Corrective Services NSW is celebrating the more than 700 administrative professionals who have dedicated their lives to ensuring their workplaces run smoothly and efficiently.
Administrative Professionals Day has been marked in Australia since 1981 as a day to recognise the important job of admin people, who often go unnoticed.
Corrective Services NSW Commissioner Kevin Corcoran PSM said Admin Day – which is marked on Friday, 6 May – provided all staff an opportunity to recognise the dedication, commitment, and important work by these valued staff members.
“The past 12 months have been particularly demanding – our admin staff have helped re-think, re-shape and re-define our approach to challenges, opportunities and growth,” Mr Corcoran said.
“They’ve not only worked hard over the past year to keep the department running effortlessly, but they’ve made sure their work families are always guided and supported.”
Mr Corcoran said this year’s tag line of ‘your work always counts’ would resonate across every corner of correctives, including drug court teams to industries staff and the security and investigations branch.
“Admin Day is a chance to celebrate all admin staff and we thank these men and women for their service,” he said.
“They are the quiet achievers – the backbone of our workforce – and for them, there really is no job too big or small.”
Staff have been encouraged to mark Administrative Professionals Day by organising a morning tea or sending their colleagues a gift or message of appreciation.
Corrective Services NSW employs more than 700 administration professionals, who have a diverse range of roles.
Our administrative professionals include IT officers, executive assistants, payroll clerks, business managers, project officers, scheduling clerks, sentence administration officers, legal officers, policy writers, finance officers, HR advisers and industrial relations officers.

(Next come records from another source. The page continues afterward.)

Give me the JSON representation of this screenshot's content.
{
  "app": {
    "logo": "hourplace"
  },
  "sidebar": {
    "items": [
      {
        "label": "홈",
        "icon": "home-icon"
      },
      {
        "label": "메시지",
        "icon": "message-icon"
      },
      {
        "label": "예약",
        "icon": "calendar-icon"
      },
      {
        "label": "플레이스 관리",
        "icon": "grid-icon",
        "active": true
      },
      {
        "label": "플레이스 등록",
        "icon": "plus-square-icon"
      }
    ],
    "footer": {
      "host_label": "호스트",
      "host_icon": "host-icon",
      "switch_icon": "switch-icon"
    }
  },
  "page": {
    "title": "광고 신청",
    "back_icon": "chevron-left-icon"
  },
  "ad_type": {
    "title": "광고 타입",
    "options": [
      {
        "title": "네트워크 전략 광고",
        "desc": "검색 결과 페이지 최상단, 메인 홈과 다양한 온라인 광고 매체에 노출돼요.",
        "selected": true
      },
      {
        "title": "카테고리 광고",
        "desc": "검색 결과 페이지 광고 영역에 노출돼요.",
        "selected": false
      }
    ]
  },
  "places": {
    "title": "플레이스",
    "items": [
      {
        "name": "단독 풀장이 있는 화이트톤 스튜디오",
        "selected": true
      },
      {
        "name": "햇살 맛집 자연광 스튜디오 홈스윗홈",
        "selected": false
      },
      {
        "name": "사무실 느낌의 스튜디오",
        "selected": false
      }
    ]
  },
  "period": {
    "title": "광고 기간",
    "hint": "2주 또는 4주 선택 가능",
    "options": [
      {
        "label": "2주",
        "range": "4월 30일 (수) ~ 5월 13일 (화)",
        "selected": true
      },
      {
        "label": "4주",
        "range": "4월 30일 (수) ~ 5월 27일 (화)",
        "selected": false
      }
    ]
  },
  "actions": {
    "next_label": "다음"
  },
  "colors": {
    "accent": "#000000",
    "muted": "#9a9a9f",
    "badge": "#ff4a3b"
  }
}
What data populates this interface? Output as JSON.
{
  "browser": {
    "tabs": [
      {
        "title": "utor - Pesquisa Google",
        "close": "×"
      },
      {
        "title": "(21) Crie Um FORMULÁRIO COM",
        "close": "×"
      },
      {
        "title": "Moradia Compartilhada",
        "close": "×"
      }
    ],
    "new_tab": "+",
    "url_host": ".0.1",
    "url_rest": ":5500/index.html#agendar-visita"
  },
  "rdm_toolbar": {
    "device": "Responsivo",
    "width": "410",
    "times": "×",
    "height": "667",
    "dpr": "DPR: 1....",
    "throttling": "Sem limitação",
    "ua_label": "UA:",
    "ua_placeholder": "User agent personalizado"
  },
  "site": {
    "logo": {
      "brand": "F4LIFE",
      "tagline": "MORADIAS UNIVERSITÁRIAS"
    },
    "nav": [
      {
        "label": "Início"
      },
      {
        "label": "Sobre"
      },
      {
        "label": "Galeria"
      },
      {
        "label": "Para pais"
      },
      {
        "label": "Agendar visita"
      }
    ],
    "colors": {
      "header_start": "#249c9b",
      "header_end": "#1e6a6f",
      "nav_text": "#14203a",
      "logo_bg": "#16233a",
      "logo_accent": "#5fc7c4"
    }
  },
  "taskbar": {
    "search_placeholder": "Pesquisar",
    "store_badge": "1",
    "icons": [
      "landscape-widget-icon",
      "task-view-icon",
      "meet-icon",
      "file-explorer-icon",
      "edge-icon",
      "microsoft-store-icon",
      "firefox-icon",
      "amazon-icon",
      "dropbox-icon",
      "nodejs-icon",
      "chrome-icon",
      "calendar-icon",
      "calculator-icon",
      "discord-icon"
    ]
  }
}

Admin Day in Australia is now in its 41st year and is marked on the first Friday of May. Originally known as ‘Secretaries Day’, it was established in the United States during a post-war skills shortage of administration staff as a way to attract talent.